▶ **Assigned task**
When the word "this" appears in a line of the data below, list that line.

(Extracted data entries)

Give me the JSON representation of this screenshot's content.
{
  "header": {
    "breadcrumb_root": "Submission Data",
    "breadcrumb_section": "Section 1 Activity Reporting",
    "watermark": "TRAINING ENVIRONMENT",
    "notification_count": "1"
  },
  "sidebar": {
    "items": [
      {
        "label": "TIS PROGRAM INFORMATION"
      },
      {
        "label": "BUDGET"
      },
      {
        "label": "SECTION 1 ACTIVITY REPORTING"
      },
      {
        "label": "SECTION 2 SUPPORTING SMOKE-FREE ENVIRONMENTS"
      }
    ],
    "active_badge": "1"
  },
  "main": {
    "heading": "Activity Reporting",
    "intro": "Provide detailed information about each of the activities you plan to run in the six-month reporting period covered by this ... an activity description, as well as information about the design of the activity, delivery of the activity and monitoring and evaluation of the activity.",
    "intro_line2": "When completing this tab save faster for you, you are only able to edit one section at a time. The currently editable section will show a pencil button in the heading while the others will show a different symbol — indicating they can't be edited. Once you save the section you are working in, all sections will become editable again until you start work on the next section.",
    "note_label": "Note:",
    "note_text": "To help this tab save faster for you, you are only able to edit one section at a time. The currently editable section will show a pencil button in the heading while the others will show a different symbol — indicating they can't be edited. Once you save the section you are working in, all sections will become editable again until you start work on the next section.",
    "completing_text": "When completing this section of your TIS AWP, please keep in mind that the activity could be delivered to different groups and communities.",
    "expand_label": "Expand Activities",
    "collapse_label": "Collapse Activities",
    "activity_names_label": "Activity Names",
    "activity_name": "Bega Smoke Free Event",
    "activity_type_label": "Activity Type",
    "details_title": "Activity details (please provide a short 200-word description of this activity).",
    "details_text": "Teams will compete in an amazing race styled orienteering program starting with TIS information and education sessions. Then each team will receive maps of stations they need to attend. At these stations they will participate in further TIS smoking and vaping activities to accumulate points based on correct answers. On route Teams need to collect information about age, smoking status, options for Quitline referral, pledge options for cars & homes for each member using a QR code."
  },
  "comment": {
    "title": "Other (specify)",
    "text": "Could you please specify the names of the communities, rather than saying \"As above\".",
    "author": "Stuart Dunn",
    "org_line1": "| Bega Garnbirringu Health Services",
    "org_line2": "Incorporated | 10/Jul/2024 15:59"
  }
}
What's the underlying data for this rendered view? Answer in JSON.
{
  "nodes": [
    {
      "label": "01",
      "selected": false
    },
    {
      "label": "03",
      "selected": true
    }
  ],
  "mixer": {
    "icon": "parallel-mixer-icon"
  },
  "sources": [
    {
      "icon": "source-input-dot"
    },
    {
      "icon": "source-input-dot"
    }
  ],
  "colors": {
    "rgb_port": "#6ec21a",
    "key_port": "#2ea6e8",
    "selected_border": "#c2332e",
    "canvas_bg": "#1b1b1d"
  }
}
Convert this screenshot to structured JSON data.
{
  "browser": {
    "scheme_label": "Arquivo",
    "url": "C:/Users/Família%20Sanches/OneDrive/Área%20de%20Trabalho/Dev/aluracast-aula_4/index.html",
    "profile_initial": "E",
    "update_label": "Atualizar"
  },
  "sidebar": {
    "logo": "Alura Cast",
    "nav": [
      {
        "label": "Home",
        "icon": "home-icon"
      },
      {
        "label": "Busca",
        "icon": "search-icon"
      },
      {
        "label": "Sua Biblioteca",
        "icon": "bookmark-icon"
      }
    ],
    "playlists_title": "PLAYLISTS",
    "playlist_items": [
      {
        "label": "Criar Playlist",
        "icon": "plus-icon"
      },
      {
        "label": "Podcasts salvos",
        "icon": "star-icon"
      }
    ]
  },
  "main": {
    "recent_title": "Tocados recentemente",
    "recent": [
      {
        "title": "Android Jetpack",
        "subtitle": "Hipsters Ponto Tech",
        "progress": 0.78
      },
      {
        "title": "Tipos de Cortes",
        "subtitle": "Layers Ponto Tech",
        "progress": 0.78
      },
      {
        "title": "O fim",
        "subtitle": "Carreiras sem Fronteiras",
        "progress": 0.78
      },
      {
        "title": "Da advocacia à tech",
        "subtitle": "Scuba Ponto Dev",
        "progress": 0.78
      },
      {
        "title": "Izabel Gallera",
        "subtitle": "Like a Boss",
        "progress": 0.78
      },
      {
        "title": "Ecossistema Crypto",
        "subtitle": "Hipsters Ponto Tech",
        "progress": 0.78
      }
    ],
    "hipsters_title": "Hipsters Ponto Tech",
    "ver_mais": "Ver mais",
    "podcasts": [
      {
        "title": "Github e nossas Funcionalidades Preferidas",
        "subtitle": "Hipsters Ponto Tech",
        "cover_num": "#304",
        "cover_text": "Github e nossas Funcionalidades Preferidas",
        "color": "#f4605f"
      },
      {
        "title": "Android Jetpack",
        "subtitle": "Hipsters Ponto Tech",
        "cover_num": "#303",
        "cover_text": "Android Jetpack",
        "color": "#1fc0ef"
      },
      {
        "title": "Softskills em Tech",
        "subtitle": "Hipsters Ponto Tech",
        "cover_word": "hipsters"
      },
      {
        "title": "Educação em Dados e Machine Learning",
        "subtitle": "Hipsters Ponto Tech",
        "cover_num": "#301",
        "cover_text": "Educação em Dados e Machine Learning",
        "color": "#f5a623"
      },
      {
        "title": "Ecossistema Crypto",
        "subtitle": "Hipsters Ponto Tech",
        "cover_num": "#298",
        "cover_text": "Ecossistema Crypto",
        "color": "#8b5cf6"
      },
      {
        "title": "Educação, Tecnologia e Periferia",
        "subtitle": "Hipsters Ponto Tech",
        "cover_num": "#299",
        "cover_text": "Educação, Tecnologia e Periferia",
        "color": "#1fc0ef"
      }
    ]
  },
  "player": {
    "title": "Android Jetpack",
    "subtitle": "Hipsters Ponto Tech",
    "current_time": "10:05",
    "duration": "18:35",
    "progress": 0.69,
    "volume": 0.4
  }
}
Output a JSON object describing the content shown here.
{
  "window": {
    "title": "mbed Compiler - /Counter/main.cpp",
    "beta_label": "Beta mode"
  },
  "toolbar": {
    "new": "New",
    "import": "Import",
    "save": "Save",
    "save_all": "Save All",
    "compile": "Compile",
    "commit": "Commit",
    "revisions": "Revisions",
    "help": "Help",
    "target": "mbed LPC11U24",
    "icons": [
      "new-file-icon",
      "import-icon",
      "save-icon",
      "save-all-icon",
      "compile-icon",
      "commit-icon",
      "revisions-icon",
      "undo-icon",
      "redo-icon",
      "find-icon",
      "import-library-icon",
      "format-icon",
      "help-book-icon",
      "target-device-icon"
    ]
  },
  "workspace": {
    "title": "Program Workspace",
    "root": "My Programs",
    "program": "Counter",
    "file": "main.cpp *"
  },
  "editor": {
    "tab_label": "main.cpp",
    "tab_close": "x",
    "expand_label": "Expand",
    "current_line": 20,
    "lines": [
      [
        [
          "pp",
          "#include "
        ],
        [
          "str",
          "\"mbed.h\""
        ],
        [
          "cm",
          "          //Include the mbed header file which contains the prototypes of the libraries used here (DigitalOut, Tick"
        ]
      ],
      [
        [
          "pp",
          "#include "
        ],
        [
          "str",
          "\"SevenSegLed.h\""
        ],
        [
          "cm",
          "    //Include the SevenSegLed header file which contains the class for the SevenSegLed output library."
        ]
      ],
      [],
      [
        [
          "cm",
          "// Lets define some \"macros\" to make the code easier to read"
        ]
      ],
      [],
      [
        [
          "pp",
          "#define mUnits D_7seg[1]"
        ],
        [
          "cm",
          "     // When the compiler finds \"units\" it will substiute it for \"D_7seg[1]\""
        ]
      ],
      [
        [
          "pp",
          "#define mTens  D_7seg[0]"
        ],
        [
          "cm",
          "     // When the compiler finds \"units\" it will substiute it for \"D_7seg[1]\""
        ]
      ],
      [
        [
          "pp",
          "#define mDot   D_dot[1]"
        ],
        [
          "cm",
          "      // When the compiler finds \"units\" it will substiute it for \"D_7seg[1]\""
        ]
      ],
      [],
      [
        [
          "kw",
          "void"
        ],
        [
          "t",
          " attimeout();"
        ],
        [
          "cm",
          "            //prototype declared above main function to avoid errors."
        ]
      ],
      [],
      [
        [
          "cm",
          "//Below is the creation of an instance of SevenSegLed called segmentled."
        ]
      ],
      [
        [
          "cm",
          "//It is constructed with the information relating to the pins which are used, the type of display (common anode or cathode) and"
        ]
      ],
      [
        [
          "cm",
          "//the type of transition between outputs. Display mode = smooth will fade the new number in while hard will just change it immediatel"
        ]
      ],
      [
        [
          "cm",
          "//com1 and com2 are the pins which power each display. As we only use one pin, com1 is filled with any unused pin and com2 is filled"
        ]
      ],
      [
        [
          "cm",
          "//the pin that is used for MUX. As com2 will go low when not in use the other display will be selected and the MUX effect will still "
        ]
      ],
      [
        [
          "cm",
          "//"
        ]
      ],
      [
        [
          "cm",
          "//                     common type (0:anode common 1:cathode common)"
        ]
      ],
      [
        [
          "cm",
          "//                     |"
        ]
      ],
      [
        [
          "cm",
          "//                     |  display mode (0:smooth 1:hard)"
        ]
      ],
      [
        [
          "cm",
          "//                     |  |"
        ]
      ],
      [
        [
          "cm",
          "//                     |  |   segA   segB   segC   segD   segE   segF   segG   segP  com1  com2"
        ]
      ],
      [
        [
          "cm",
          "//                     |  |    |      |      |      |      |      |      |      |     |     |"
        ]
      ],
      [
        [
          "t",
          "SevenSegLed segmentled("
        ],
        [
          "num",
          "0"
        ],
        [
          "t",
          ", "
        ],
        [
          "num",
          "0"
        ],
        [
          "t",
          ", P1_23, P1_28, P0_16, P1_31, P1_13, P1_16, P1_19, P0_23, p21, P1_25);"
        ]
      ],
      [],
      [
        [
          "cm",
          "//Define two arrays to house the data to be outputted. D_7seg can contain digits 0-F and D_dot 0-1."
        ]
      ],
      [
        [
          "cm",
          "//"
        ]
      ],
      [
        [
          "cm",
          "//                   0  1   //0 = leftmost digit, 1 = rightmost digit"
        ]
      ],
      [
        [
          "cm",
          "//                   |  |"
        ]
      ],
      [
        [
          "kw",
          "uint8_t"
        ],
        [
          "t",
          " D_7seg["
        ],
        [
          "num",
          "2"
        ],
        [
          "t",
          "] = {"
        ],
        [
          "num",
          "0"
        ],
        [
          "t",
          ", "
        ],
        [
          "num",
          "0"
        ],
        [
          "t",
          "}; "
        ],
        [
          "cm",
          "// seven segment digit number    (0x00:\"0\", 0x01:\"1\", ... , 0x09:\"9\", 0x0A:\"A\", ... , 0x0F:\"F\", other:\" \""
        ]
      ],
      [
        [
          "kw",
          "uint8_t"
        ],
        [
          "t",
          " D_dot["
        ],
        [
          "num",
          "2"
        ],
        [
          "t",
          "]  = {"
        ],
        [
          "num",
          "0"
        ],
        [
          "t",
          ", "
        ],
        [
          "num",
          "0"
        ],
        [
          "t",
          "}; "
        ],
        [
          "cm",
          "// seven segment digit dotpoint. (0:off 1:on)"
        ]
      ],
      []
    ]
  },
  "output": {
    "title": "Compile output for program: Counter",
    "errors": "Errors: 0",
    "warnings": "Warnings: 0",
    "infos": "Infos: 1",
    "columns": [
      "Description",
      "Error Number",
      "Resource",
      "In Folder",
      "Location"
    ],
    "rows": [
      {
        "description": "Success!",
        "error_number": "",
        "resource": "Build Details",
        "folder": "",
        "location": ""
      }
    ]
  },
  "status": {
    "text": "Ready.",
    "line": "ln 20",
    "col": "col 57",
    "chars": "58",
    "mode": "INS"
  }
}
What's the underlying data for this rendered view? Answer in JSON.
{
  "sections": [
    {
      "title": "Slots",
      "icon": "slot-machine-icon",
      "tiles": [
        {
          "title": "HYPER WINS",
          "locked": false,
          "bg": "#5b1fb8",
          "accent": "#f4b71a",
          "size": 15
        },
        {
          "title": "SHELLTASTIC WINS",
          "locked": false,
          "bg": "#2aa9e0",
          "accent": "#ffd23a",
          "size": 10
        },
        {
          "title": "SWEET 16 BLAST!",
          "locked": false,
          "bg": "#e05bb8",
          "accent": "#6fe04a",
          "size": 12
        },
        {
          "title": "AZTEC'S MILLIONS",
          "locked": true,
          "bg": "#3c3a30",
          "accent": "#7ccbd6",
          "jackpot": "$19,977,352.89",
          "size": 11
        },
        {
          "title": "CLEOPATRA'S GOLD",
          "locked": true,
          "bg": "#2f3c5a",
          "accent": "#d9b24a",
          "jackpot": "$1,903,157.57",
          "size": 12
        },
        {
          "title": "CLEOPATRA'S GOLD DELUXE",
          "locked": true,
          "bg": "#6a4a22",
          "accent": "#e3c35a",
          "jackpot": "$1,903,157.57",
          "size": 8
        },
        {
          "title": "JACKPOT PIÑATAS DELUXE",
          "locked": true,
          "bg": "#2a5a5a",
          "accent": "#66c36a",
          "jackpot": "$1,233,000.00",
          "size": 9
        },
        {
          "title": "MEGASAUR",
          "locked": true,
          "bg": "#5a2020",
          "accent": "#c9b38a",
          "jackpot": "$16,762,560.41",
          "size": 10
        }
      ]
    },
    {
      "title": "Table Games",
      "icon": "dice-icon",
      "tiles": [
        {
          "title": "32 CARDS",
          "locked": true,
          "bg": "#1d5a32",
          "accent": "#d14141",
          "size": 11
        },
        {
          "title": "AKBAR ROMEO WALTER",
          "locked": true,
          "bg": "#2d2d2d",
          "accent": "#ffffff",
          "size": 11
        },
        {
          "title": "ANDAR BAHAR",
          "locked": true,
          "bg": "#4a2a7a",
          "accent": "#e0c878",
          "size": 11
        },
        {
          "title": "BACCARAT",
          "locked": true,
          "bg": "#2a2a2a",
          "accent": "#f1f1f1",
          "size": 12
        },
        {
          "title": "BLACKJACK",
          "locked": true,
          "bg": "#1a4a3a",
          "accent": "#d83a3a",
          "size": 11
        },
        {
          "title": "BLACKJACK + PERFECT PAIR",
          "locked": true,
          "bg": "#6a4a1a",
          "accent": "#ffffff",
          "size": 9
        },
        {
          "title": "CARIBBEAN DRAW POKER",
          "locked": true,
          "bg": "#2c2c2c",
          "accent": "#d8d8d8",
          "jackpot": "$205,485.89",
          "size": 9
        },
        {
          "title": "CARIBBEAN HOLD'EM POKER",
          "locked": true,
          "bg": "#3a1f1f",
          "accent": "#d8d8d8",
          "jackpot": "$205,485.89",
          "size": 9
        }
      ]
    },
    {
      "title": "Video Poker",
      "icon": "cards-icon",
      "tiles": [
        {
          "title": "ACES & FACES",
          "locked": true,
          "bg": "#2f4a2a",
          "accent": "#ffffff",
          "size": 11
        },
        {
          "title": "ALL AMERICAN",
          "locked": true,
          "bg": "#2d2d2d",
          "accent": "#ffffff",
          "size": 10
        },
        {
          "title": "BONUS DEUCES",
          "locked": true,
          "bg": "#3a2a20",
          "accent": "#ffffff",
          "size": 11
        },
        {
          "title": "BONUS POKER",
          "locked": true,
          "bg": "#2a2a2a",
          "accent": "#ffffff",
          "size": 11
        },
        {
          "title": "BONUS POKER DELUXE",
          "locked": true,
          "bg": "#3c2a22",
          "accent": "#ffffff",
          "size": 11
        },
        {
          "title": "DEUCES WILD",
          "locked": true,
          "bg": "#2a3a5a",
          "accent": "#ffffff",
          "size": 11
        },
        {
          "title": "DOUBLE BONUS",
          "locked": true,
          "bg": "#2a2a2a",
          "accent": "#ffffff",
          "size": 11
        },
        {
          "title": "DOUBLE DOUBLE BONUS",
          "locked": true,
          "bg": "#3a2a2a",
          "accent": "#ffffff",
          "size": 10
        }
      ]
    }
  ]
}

▶ **Solution**
Give me the JSON representation of this screenshot's content.
    "intro": "Provide detailed information about each of the activities you plan to run in the six-month reporting period covered by this ... an activity description, as well as information about the design of the activity, delivery of the activity and monitoring and evaluation of the activity.",
    "intro_line2": "When completing this tab save faster for you, you are only able to edit one section at a time. The currently editable section will show a pencil button in the heading while the others will show a different symbol — indicating they can't be edited. Once you save the section you are working in, all sections will become editable again until you start work on the next section.",
    "note_text": "To help this tab save faster for you, you are only able to edit one section at a time. The currently editable section will show a pencil button in the heading while the others will show a different symbol — indicating they can't be edited. Once you save the section you are working in, all sections will become editable again until you start work on the next section.",
    "completing_text": "When completing this section of your TIS AWP, please keep in mind that the activity could be delivered to different groups and communities.",
    "details_title": "Activity details (please provide a short 200-word description of this activity).",
What's the underlying data for this rendered view? Answer in JSON.
Convert this screenshot to structured JSON data.
What's the underlying data for this rendered view? Answer in JSON.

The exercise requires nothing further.